The question, as last year, is whether these signs of life will be snuffed out by what the Bank governor referred to as “the risk of a storm heading our way from the Continent”. So let me suggest a range of possible outcomes, varying in severity.

1. A ring-fenced Greek exit. This would be the best outcome for Europe, and for Greece, however much its voters appear to want to hang on to the euro while not persisting with the austerity that goes with it. It would also be the least damaging outcome for Britain. Exit, followed by a 40%- 60% devaluation as the new drachma comes into being, would not be costless. There would be taxpayer-funded losses on central bank and other official holdings of Greek debt. Though some say EU authorities would not want to see Greece doing too well outside the euro, for fear of encouraging others, its economy would have to be supported during the post-exit period. Central banks would have to pump in liquidity more generally.

More importantly, the ring-fence would have to be big enough to prevent Greece’s exit from causing a domino effect and forcing other economies out too. That ring-fence, including the European Financial Stability Facility, the International Monetary Fund and other bits and pieces, is hard to estimate with precision, with parts of it still being negotiated. But a generous estimate would be 800 billion euros (£640 billion), compared with the 2-3 trillion euros the US treasury secretary said last autumn was needed. There is work to do.

2. An extended muddling through. Neither EU leaders nor Greek politicians want to risk the leap in the dark a Greek exit would entail but neither are they prepared to confront the fundamental challenges of making Greek membership work while satisfying the demands of German taxpayers. This would suggest that the muddling through of the past two years may continue. Though this looks like the “anything for a quiet life” option, it would ensure that the crises and uncertainty of the period since May 2010 would persist, and probably make the eventual bust bigger.
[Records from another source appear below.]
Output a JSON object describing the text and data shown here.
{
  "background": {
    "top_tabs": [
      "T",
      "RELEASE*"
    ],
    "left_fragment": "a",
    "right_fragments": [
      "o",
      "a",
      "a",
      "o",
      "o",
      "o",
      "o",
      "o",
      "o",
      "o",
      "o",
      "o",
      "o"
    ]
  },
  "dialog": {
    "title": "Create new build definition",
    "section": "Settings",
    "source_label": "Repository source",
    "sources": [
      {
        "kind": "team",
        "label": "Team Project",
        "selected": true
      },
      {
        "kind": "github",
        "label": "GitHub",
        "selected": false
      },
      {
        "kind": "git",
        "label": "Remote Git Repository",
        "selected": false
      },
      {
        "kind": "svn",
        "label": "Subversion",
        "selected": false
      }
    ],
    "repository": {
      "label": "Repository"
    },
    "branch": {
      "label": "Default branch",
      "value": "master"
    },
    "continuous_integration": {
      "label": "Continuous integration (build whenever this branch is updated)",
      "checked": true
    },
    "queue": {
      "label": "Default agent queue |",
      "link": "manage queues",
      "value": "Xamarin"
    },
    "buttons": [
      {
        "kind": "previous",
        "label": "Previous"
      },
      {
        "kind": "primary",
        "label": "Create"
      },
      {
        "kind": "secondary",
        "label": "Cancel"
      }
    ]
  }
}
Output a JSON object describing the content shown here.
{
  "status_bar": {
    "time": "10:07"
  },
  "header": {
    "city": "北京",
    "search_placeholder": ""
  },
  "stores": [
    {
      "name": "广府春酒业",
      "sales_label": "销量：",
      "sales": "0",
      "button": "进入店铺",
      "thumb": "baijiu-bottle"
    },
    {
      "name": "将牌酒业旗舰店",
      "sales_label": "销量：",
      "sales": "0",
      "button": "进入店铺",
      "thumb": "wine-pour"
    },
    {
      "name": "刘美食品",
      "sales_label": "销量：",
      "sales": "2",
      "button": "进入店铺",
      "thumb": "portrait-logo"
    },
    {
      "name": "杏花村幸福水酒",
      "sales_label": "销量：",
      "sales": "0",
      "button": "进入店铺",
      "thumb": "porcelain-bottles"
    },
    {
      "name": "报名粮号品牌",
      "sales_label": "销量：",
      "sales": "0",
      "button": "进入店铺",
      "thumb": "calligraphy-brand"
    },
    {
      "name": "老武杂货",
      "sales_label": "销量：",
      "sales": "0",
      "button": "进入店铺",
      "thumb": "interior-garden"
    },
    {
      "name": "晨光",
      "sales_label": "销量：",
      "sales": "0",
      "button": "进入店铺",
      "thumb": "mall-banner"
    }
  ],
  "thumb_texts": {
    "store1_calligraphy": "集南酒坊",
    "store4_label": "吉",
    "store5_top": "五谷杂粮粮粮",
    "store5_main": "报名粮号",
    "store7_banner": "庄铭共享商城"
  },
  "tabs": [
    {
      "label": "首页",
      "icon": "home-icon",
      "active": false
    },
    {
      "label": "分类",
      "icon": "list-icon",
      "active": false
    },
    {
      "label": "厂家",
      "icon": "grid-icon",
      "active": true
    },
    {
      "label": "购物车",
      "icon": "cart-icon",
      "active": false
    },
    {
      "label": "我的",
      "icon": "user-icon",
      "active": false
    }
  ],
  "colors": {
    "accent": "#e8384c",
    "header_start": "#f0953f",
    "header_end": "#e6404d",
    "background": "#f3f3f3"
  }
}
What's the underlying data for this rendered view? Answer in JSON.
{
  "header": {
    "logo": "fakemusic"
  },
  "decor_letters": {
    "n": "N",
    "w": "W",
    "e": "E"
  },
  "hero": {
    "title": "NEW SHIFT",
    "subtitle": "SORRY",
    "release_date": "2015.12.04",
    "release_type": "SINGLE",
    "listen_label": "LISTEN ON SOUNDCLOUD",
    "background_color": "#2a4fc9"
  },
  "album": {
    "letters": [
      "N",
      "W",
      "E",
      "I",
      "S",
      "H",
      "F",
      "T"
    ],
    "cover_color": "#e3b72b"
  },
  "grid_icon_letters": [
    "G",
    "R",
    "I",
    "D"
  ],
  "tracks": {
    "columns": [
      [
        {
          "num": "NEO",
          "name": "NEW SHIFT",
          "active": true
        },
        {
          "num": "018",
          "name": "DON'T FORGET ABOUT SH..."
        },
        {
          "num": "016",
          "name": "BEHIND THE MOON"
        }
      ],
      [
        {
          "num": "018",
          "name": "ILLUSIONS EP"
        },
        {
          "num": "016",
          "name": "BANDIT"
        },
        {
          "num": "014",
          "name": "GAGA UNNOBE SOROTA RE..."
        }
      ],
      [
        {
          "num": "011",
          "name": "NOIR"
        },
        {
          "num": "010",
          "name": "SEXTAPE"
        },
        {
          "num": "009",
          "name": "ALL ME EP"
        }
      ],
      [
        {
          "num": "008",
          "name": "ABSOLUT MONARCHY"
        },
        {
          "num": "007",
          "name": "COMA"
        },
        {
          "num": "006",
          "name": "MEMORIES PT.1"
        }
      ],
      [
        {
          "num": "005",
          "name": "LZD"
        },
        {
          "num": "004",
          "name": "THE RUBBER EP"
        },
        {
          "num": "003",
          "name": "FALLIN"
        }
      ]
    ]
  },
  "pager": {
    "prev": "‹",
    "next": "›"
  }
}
3. A series of peripheral exits. A Greek exit might be manageable, but what if containment is impossible and others are forced out? Capital Economics, shortlisted for the (Lord) Wolfson prize on euro break-up, offer a menu for countries leaving the euro which comprises no advance warning, banks immediately closed. all domestic prices and contracts redenominated into the new currency (which would be worth an average of 40% less than the equivalent euro value) and government defaults equivalent to around 80% of national gross domestic product. Unsurprisingingly, the effects would be bigger than Greek exit on its own but, according to Capital, be expensive but just about manageable – with the right amount of support – for the three economies rescued so far: Greece, Ireland and Portugal.

4. A bigger break-up. The spread of contagion and exit to other countries would be another matter. A Spanish exit would be highly damaging, in both its direct and indirect effects, while according to Capital, Italy leaving would be “devastating”. “Indeed,” Capital says, “this is one reason to think that global institutions and other eurozone members would simply not allow an Italian exit and default to happen.”

What will happen? Markets have increased the probability of a Greek exit to over 50%, particularly if next month’s election continues to favour the anti-bailout parties. When it happens, it will be over a weekend and unannounced in advance, recalling all those crisis meetings of three years ago. Contained, we could live with it.

The bigger the break-up, the greater the danger. We would relive the nightmare of three years ago, only partly tempered by the hope that the authorities and the banks are better prepared than they were then.

Which will it be? The crisis of three years ago was a once in a hundred year event. Though the euro crisis is its continuation, it would be unusual to have another once a century event so soon.

The hope has to be for limited break-up, that other eurozone countries, including Ireland and Portugal, distance themselves from Greece. Maybe it will be possible to manage an orderly Greek exit. In this sea of uncertainty, it offers the best lifeboat.

My regular column is available to subscribers on This is an excerpt.

This post originally appeared at David Smith’s EconomicsUK and is posted with permission.